English and Scottish penetration of Ireland accelerated after 1641, and Map 4 depicts the reduction in Irish Catholic landownership between 1641 and 1688.

 

Map of Irish Catholic Land Ownership, 1641 and 1688 Copyrighted image Icon Copyright: Used with permission Irish Catholic Land Ownership, 1641 and 1688

This maps illustrates the marginalisation and displacement of Irish Catholic landownership during the second half of the seventeenth century.

Map 4A depicts those areas where Catholic landownership exceeded 50% in 1641 and, conversely, where it was less than 5%. As can be expected, the areas of low Catholic landholding are in the northern counties, but Catholics continued as majority landowners throughout large swathes of the island.

 
Map of Irish Catholic Land Ownership, 1688 Copyrighted image Icon Copyright: Used with permission

Forty-seven years later (Map 4B), the picture is very different. On the eve of the Glorious Revolution, majority Catholic landownership was confined to marginal territory on the west coast, while Catholics made up less than 5% of landowners in ten counties, all in the north of the island. This map illustrates the extent to which England regarded Ireland as an imperial possession during the seventeenth century, fit for colonisation and exploitation.

 

For further information, take a look at our frequently asked questions which may give you the support you need.

Have a question?

Other content you may like

The Things We Forgot To Remember - The Armada Copyrighted image Icon Copyright: Used with permission article icon

TV, Radio & Events 

The Things We Forgot To Remember - The Armada

We ask whether Francis Drake's victory over the Spanish was as definitve as we might think, as part of the BBC/OU series 'The Things We Forgot to Remember'

Article
War in Ireland Copyrighted image Icon Copyright: Wark Clements article icon

History & The Arts 

War in Ireland

The conflict had a different complexion with the arrival of war in Ireland

Article
The English Civil War: The Breakdown - Introduction Copyrighted image Icon Copyright: Wark Clements video icon

TV, Radio & Events 

The English Civil War: The Breakdown - Introduction

Tristram Hunt introduces the second section of the Civil War: The Breakdown of relationships in the nations.

Video
5 mins
Taking Sides - The Irish Dimension Copyrighted image Icon Copyright: Wark Clements article icon

History & The Arts 

Taking Sides - The Irish Dimension

It wasn't just religion and Scottish nationalism in the mix - there was also an Irish dimension

Article
The Roots of the Irish Rebellion Copyrighted image Icon Copyright: The Open University article icon

History & The Arts 

The Roots of the Irish Rebellion

What were the roots of the Irish Rebellion?

Article
Truce in Ireland Copyrighted image Icon Copyright: Wark Clements article icon

History & The Arts 

Truce in Ireland
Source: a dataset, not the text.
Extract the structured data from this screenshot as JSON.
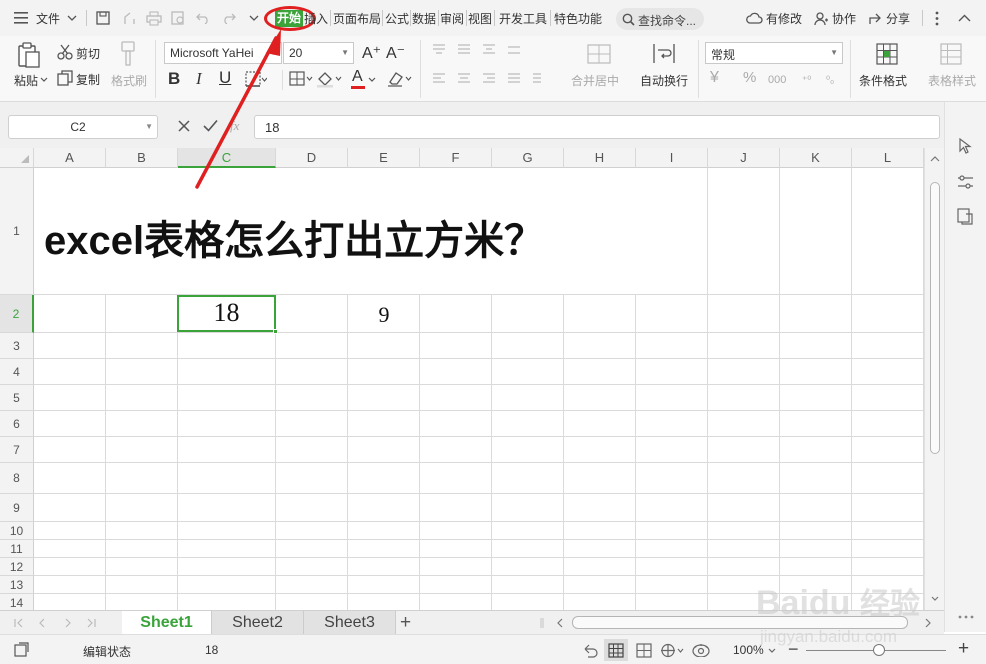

While Charles enjoyed military success on the mainland, he attempted to secure a truce in Ireland

Article
Tremors - The Virgin Queen, Elizabeth I Copyrighted image Icon Copyright: Wark Clements article icon
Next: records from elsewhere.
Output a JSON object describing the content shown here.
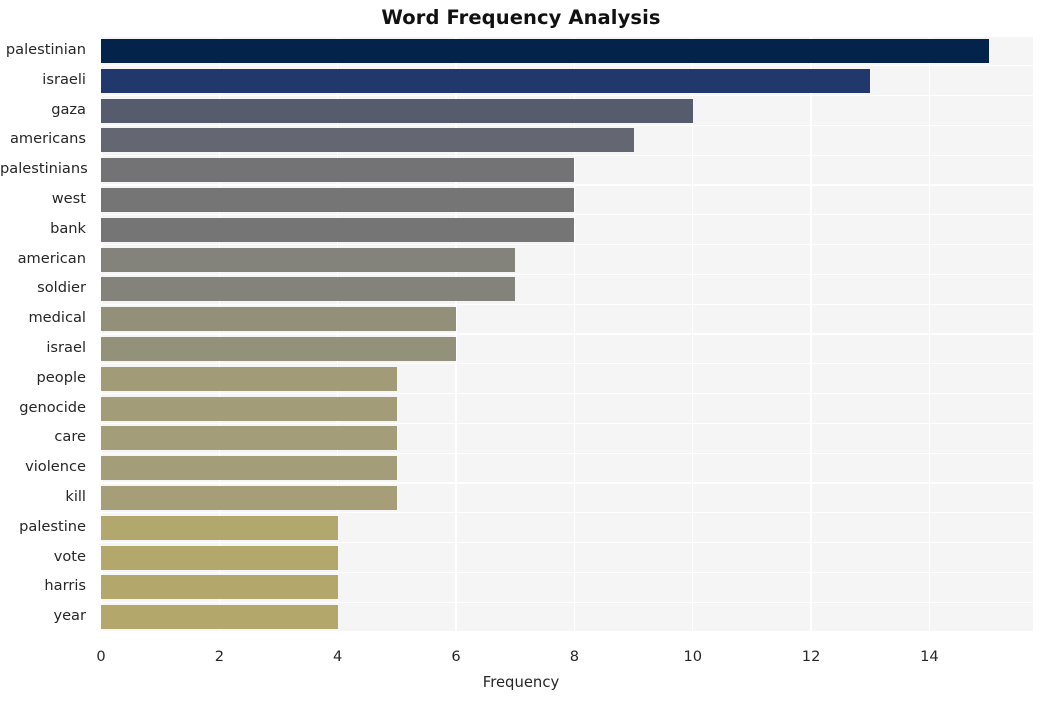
{
  "chart_data": {
    "type": "bar",
    "orientation": "horizontal",
    "title": "Word Frequency Analysis",
    "xlabel": "Frequency",
    "ylabel": "",
    "categories": [
      "palestinian",
      "israeli",
      "gaza",
      "americans",
      "palestinians",
      "west",
      "bank",
      "american",
      "soldier",
      "medical",
      "israel",
      "people",
      "genocide",
      "care",
      "violence",
      "kill",
      "palestine",
      "vote",
      "harris",
      "year"
    ],
    "values": [
      15,
      13,
      10,
      9,
      8,
      8,
      8,
      7,
      7,
      6,
      6,
      5,
      5,
      5,
      5,
      5,
      4,
      4,
      4,
      4
    ],
    "bar_colors": [
      "#04234a",
      "#21386c",
      "#565c6e",
      "#646771",
      "#737375",
      "#757575",
      "#757575",
      "#83827b",
      "#84837b",
      "#93907a",
      "#94917a",
      "#a29b78",
      "#a39c78",
      "#a49d79",
      "#a49d79",
      "#a59e79",
      "#b2a76c",
      "#b3a76b",
      "#b3a76b",
      "#b3a76b"
    ],
    "xticks": [
      0,
      2,
      4,
      6,
      8,
      10,
      12,
      14
    ],
    "xtick_labels": [
      "0",
      "2",
      "4",
      "6",
      "8",
      "10",
      "12",
      "14"
    ],
    "xlim": [
      0,
      15.75
    ],
    "ylim_categories": 20,
    "grid": true,
    "grid_color": "#ffffff",
    "plot_background": "#f5f5f5",
    "figure_background": "#ffffff",
    "legend": null
  }
}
History & The Arts 

Tremors - The Virgin Queen, Elizabeth I

One of the great figures of British history: Elizabeth I - The Virgin Queen

Article
Major protagonists during the thirty years war Creative commons image Icon Iversonic under CC-BY-SA licence under Creative-Commons license article icon

History & The Arts 

Major protagonists during the thirty years war

Compared with Elizabeth, Charles seemed weak when confronted with the protagonists of the 30 Years' War

Article
Ireland erupts Creative commons image Icon Kenneth Allen under CC-BY-SA licence under Creative-Commons license article icon

History & The Arts 

Ireland erupts

Never a quiet nation, once again the fate of all the Kingdoms is thrown into doubt when Ireland erupts

Article